On March 8, the International Women’s Day, in collaboration with the retailers of Mount Street, The Mayfair Collective launched a year-long series of talks and workshops aimed at those interested in fashion, culture, business and the arts.
Its first initiative, the Women's Space, was a week-long pop-up co-working initiative in a beautiful two-storey townhouse at 5 Carlos Place, Mayfair. Highlights of this week long project included a morning talk and Q&A with Rosie Stancer, who is one of 20 women who comprise the first all-female polar expedition, and Jo Malone speaking about the issues women are facing today, as well as panel discussions about female philanthropy, gender imbalance in fashion, and popular representations of women in the 21st century.
I was lucky to attend the last of these events, Jo Malone talking to Nicola Moulton, Beauty & Health Director for British Vogue, about her life, business and the challenges she had to face.

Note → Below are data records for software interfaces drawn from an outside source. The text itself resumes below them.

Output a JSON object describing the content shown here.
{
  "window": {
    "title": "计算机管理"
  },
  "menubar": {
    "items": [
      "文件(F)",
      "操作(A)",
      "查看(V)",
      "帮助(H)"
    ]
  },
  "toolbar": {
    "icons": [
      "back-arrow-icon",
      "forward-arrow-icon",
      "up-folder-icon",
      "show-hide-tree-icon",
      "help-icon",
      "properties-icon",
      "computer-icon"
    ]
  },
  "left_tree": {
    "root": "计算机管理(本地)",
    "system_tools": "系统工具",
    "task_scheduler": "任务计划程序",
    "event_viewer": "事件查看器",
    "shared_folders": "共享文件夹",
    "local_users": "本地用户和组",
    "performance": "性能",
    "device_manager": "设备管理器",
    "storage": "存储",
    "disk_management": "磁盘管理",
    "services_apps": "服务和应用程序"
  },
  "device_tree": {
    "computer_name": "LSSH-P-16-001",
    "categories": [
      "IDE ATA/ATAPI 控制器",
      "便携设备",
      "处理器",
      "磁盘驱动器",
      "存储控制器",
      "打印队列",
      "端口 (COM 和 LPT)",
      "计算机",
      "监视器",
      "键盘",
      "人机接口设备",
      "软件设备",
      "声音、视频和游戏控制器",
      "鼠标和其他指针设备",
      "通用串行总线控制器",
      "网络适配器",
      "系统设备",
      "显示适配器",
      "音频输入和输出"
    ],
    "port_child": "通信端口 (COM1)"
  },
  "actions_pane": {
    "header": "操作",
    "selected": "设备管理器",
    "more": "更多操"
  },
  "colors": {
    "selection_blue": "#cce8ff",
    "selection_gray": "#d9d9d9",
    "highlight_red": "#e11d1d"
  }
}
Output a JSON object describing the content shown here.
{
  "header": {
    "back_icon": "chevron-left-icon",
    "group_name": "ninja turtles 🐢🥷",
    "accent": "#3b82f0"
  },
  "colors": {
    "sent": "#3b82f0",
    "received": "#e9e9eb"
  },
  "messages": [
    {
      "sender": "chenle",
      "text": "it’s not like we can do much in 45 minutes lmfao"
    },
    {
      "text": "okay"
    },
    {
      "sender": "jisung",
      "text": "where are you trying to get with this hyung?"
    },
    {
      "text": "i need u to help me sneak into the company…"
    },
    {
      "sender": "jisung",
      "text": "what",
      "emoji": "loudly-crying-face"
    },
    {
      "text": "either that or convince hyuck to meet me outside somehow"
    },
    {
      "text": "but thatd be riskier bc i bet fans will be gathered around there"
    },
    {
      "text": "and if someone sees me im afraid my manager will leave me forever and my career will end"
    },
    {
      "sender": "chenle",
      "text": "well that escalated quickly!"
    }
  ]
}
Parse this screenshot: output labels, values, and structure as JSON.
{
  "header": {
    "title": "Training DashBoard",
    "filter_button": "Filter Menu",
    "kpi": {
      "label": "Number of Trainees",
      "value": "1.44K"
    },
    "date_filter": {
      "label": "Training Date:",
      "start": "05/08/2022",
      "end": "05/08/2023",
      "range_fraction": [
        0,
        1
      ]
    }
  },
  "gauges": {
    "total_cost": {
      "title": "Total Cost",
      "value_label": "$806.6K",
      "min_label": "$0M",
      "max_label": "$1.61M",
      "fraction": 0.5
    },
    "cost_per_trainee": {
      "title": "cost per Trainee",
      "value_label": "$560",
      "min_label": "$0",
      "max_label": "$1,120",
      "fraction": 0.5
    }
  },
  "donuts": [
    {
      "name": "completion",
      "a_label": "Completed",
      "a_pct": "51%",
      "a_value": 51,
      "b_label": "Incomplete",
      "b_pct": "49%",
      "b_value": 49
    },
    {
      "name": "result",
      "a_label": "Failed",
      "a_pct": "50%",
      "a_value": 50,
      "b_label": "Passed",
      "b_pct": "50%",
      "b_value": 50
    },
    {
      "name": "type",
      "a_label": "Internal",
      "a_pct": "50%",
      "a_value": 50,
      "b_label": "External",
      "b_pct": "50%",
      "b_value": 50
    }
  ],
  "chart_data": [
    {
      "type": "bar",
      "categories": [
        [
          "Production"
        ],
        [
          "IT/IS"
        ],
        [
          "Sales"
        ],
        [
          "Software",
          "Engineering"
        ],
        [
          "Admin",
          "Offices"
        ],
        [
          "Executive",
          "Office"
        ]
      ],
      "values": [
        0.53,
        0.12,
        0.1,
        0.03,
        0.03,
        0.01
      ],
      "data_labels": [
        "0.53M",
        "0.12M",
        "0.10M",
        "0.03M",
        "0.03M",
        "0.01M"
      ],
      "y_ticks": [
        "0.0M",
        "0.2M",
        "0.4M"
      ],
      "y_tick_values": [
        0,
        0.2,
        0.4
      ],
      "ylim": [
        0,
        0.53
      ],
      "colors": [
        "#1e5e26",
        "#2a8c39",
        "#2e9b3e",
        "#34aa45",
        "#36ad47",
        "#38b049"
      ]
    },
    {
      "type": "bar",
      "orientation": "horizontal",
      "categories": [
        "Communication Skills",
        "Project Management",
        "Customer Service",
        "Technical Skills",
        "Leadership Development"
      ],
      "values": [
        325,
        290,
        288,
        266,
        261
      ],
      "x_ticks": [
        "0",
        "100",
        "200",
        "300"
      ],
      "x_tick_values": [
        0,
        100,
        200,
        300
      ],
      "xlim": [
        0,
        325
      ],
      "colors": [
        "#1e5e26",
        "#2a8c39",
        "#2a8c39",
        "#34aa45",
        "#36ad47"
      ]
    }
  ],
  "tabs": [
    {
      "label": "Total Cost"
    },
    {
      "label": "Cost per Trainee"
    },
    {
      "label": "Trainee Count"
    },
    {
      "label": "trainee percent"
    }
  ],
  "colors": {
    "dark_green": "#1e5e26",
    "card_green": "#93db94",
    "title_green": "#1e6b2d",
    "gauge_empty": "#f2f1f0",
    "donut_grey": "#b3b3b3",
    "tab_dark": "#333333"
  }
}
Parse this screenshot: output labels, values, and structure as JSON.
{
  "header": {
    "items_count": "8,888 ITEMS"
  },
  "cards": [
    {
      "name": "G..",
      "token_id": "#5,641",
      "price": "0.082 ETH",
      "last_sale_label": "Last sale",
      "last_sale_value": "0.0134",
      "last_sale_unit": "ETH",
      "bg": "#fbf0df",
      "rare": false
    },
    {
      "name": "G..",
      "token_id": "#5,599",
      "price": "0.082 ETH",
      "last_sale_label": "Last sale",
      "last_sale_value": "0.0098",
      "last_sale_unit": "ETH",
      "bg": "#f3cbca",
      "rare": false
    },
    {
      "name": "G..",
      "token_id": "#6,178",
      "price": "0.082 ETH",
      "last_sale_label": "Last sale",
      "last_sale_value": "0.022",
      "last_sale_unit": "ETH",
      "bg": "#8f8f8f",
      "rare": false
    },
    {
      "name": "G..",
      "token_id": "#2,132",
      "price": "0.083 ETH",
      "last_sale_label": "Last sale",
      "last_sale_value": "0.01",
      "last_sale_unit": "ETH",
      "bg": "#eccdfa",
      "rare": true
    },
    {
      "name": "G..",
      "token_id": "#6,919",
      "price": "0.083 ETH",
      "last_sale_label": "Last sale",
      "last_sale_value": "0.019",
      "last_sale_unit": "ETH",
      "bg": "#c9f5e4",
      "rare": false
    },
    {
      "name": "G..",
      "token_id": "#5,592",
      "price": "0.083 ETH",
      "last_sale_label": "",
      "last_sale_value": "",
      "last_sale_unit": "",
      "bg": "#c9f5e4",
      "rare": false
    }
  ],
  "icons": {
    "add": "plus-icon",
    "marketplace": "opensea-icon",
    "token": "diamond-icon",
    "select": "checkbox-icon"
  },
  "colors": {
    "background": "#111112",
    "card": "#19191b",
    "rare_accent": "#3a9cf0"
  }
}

Jo Malone needs no introduction; not only has she managed to build a brand from scratch, she has managed to do it twice. The discussion started at the very beginning when Jo was still a child and she gave us a unique insight to how she started the brand Jo Malone, her first perfume Lime Basil and Mandarin which was so successful that it’s considered a study in launching a product and continued throughout the years as the brand grew. We heard a lot of stories and focused mainly on the business side of things rather than the actual perfumes which was very interesting for me as so far I’ve only focused on the scents she had created. As the discussion evolved we heard how the brand expanded worldwide and of course how it was eventually sold to Estee Lauder. Jo talked about how she regretted selling it but by the time she realised, it was too late. Forced to a 5 year hiatus by the legal terms all the creativity piled up and at the end of this period it was no surprise that another brand was born – Jo Loves. The first fragrance, Pomelo is a very bright and happy perfume that smells of summer and new beginnings. Since then a lot more perfumes followed and I’m sure even more will in the future as the brand expands and goes worldwide.
Gifted and interactive Jo answered a lot of questions and her Synesthesia kicked in so she started to describe the people in the room and their outfits with scents. What I will keep was what she said at the end of the discussion that she is planning to change the way we wear perfume. Her Fragrance Tapas Bar at her Elizabeth Street shop is a unique experience unlike any other where you are given cleanser shots and get painted by perfume and I plan to visit very soon.
I have only managed to write about a fraction of what was talked about but if you want to learn a bit more about this amazing woman and her story you can buy her book.